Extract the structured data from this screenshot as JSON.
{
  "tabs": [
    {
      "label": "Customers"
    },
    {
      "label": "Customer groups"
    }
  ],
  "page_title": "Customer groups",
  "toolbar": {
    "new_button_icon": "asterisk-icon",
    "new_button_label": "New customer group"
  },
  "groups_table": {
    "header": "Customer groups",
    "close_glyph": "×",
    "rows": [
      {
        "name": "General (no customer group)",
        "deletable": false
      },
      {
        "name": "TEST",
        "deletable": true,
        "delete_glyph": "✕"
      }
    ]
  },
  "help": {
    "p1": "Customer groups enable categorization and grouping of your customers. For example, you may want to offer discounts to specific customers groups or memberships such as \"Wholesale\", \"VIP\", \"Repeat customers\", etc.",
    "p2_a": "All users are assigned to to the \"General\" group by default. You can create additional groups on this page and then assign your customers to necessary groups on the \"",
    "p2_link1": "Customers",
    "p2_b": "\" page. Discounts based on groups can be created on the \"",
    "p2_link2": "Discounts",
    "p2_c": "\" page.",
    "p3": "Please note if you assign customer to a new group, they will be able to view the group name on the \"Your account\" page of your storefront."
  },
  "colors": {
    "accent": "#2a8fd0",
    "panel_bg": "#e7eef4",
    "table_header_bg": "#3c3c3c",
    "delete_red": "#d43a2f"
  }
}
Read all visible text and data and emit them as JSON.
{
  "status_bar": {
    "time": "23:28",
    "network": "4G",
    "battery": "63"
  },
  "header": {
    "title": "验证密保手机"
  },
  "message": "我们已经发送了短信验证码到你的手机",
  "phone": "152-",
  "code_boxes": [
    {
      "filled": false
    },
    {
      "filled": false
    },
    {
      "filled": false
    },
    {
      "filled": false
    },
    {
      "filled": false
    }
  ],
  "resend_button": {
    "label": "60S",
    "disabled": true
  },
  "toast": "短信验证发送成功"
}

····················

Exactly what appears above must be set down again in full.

*Result of this exercise:*
Extract the structured data from this screenshot as JSON.
{
  "tabs": [
    {
      "label": "Customers"
    },
    {
      "label": "Customer groups"
    }
  ],
  "page_title": "Customer groups",
  "toolbar": {
    "new_button_icon": "asterisk-icon",
    "new_button_label": "New customer group"
  },
  "groups_table": {
    "header": "Customer groups",
    "close_glyph": "×",
    "rows": [
      {
        "name": "General (no customer group)",
        "deletable": false
      },
      {
        "name": "TEST",
        "deletable": true,
        "delete_glyph": "✕"
      }
    ]
  },
  "help": {
    "p1": "Customer groups enable categorization and grouping of your customers. For example, you may want to offer discounts to specific customers groups or memberships such as \"Wholesale\", \"VIP\", \"Repeat customers\", etc.",
    "p2_a": "All users are assigned to to the \"General\" group by default. You can create additional groups on this page and then assign your customers to necessary groups on the \"",
    "p2_link1": "Customers",
    "p2_b": "\" page. Discounts based on groups can be created on the \"",
    "p2_link2": "Discounts",
    "p2_c": "\" page.",
    "p3": "Please note if you assign customer to a new group, they will be able to view the group name on the \"Your account\" page of your storefront."
  },
  "colors": {
    "accent": "#2a8fd0",
    "panel_bg": "#e7eef4",
    "table_header_bg": "#3c3c3c",
    "delete_red": "#d43a2f"
  }
}
Read all visible text and data and emit them as JSON.
{
  "status_bar": {
    "time": "23:28",
    "network": "4G",
    "battery": "63"
  },
  "header": {
    "title": "验证密保手机"
  },
  "message": "我们已经发送了短信验证码到你的手机",
  "phone": "152-",
  "code_boxes": [
    {
      "filled": false
    },
    {
      "filled": false
    },
    {
      "filled": false
    },
    {
      "filled": false
    },
    {
      "filled": false
    }
  ],
  "resend_button": {
    "label": "60S",
    "disabled": true
  },
  "toast": "短信验证发送成功"
}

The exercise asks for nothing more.